Beachwood High School Seniors Tap Tweeting Skills for Cedar Point
Facebook isn't just for fun anymore for senior marketing class
Ask any high school senior what they think a marketing job might entail, and they will probably give a short list: advertising expertise, writing skills and a bit of schmoozing.
But ask the seniors in Jean Getz’s marketing class at Beachwood High School, and they will add one more skill to that list: tweeting.
While social networking started as a hobby — one more way for people, mostly younger ones, to get in touch with each other — it has become an integral part of millions of people’s lives, and an even more integral part of running a successful marketing campaign.
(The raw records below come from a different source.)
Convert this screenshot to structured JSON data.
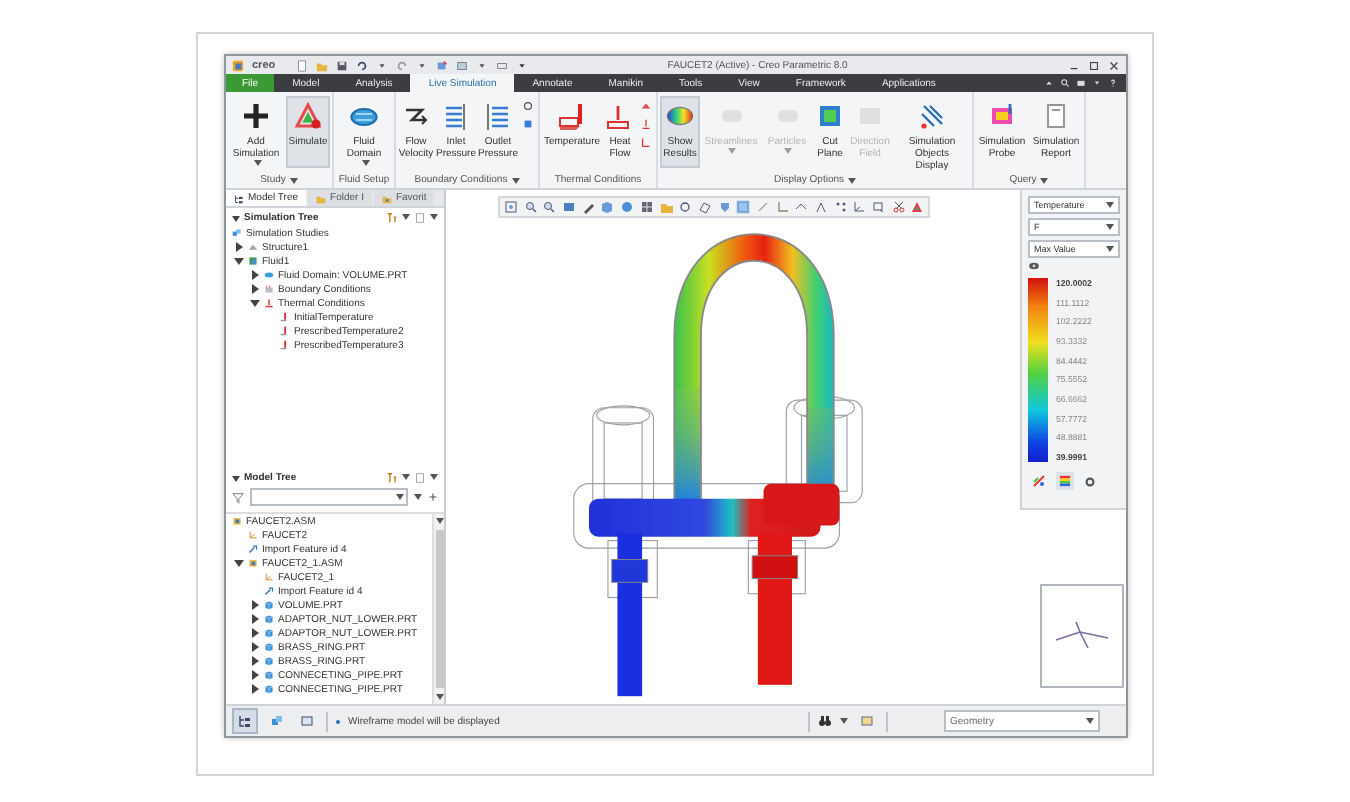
{
  "window": {
    "logo": "creo",
    "title": "FAUCET2 (Active) - Creo Parametric 8.0"
  },
  "ribbon_tabs": [
    {
      "label": "File",
      "kind": "file",
      "selected": false
    },
    {
      "label": "Model",
      "kind": "tab",
      "selected": false
    },
    {
      "label": "Analysis",
      "kind": "tab",
      "selected": false
    },
    {
      "label": "Live Simulation",
      "kind": "tab",
      "selected": true
    },
    {
      "label": "Annotate",
      "kind": "tab",
      "selected": false
    },
    {
      "label": "Manikin",
      "kind": "tab",
      "selected": false
    },
    {
      "label": "Tools",
      "kind": "tab",
      "selected": false
    },
    {
      "label": "View",
      "kind": "tab",
      "selected": false
    },
    {
      "label": "Framework",
      "kind": "tab",
      "selected": false
    },
    {
      "label": "Applications",
      "kind": "tab",
      "selected": false
    }
  ],
  "ribbon_groups": [
    {
      "label": "Study",
      "menu": true,
      "buttons": [
        {
          "label": "Add Simulation",
          "menu": true,
          "selected": false,
          "disabled": false
        },
        {
          "label": "Simulate",
          "menu": false,
          "selected": true,
          "disabled": false
        }
      ]
    },
    {
      "label": "Fluid Setup",
      "menu": false,
      "buttons": [
        {
          "label": "Fluid Domain",
          "menu": true,
          "selected": false,
          "disabled": false
        }
      ]
    },
    {
      "label": "Boundary Conditions",
      "menu": true,
      "buttons": [
        {
          "label": "Flow Velocity",
          "menu": false,
          "selected": false,
          "disabled": false
        },
        {
          "label": "Inlet Pressure",
          "menu": false,
          "selected": false,
          "disabled": false
        },
        {
          "label": "Outlet Pressure",
          "menu": false,
          "selected": false,
          "disabled": false
        }
      ]
    },
    {
      "label": "Thermal Conditions",
      "menu": false,
      "buttons": [
        {
          "label": "Temperature",
          "menu": false,
          "selected": false,
          "disabled": false
        },
        {
          "label": "Heat Flow",
          "menu": false,
          "selected": false,
          "disabled": false
        }
      ]
    },
    {
      "label": "Display Options",
      "menu": true,
      "buttons": [
        {
          "label": "Show Results",
          "menu": false,
          "selected": true,
          "disabled": false
        },
        {
          "label": "Streamlines",
          "menu": true,
          "selected": false,
          "disabled": true
        },
        {
          "label": "Particles",
          "menu": true,
          "selected": false,
          "disabled": true
        },
        {
          "label": "Cut Plane",
          "menu": false,
          "selected": false,
          "disabled": false
        },
        {
          "label": "Direction Field",
          "menu": false,
          "selected": false,
          "disabled": true
        },
        {
          "label": "Simulation Objects Display",
          "menu": false,
          "selected": false,
          "disabled": false
        }
      ]
    },
    {
      "label": "Query",
      "menu": true,
      "buttons": [
        {
          "label": "Simulation Probe",
          "menu": false,
          "selected": false,
          "disabled": false
        },
        {
          "label": "Simulation Report",
          "menu": false,
          "selected": false,
          "disabled": false
        }
      ]
    }
  ],
  "panel_tabs": [
    {
      "label": "Model Tree",
      "selected": true
    },
    {
      "label": "Folder I",
      "selected": false
    },
    {
      "label": "Favorit",
      "selected": false
    }
  ],
  "simulation_tree": {
    "title": "Simulation Tree",
    "items": [
      {
        "label": "Simulation Studies",
        "kind": "studies",
        "children": [
          {
            "label": "Structure1",
            "kind": "structure",
            "expanded": false
          },
          {
            "label": "Fluid1",
            "kind": "fluid",
            "expanded": true,
            "children": [
              {
                "label": "Fluid Domain: VOLUME.PRT",
                "kind": "domain",
                "expanded": false
              },
              {
                "label": "Boundary Conditions",
                "kind": "boundary",
                "expanded": false
              },
              {
                "label": "Thermal Conditions",
                "kind": "thermal",
                "expanded": true,
                "children": [
                  {
                    "label": "InitialTemperature",
                    "kind": "temperature"
                  },
                  {
                    "label": "PrescribedTemperature2",
                    "kind": "temperature"
                  },
                  {
                    "label": "PrescribedTemperature3",
                    "kind": "temperature"
                  }
                ]
              }
            ]
          }
        ]
      }
    ]
  },
  "model_tree": {
    "title": "Model Tree",
    "items": [
      {
        "label": "FAUCET2.ASM",
        "kind": "assembly",
        "children": [
          {
            "label": "FAUCET2",
            "kind": "csys"
          },
          {
            "label": "Import Feature id 4",
            "kind": "import"
          },
          {
            "label": "FAUCET2_1.ASM",
            "kind": "assembly",
            "expanded": true,
            "children": [
              {
                "label": "FAUCET2_1",
                "kind": "csys"
              },
              {
                "label": "Import Feature id 4",
                "kind": "import"
              },
              {
                "label": "VOLUME.PRT",
                "kind": "part",
                "expanded": false
              },
              {
                "label": "ADAPTOR_NUT_LOWER.PRT",
                "kind": "part",
                "expanded": false
              },
              {
                "label": "ADAPTOR_NUT_LOWER.PRT",
                "kind": "part",
                "expanded": false
              },
              {
                "label": "BRASS_RING.PRT",
                "kind": "part",
                "expanded": false
              },
              {
                "label": "BRASS_RING.PRT",
                "kind": "part",
                "expanded": false
              },
              {
                "label": "CONNECETING_PIPE.PRT",
                "kind": "part",
                "expanded": false
              },
              {
                "label": "CONNECETING_PIPE.PRT",
                "kind": "part",
                "expanded": false
              }
            ]
          }
        ]
      }
    ]
  },
  "legend": {
    "quantity": "Temperature",
    "unit": "F",
    "mode": "Max Value",
    "values": [
      "120.0002",
      "111.1112",
      "102.2222",
      "93.3332",
      "84.4442",
      "75.5552",
      "66.6662",
      "57.7772",
      "48.8881",
      "39.9991"
    ]
  },
  "status_bar": {
    "message": "Wireframe model will be displayed",
    "filter": "Geometry"
  }
}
Local businesses like Sushi Rock, the city schools and The Agnon School, the Beachwood Library, news outlets (including, of course, Beachwood Patch) use Facebook and Twitter to connect to the customers, parents and readers they want to market to.
Getz’s class is given one major marketing research project each year: one for a real company with a real budget. This year the class has been tasked with recommending a social media strategy to Cedar Point amusement park.
“I feel like this is obviously a new field of study coming and I feel like it’s going be a lot bigger in the future. I feel like our generation is one of the first to really be a part of that,” said Beachwood High School senior Haley Marbleston.
Joon Kim, also a BHS senior, added, “The people [companies] hire from the social media generation know more about their actual positions than their bosses do. We just use it every day and we know what people want to see and what gets people engaged.”
In fact, Getz said that this has presented a challenge for her, too. The class had to find a way around the fact that they cannot access social media on the school’s internal network.
Plus, Getz is taking two social media courses online because “I like to bring the information to them — instead of finding out about it from them.”
Roller coasters and Facebook: where’s the “work” part of this equation for the students?
“Social media is something we take very seriously and we’re very good at,” said Cedar Point Vice President of Marketing Clark Culbertson.
But, he added, the company has not lent social media the same discipline and planning that TV, radio and newspaper advertising gets.
“Social media is more organic,” said Culbertson. “So the question is, can we take some of that discipline that we apply to traditional advertising and apply it to something as organic as social media?”
The students and Culbertson hope they are in the best place to tell Cedar Point how to entice their target audience — their own peers — to reach into their pockets.
Carly Schlessinger, a BHS senior, said, “We can help promote things that our age group would like and it would be easier to get more people to come in.”
“These people are our target audience. They are in the crosshairs of our market,” said Culbertson.
Of course, he said, the quality of the curriculum was a major selling point.
“It was easy to go ahead because I was very impressed with the way Jean [Getz] presented what they do, how she uses the advertising materials. With three decades of advertising experience, in my opinion, this class is state-of-the-art.”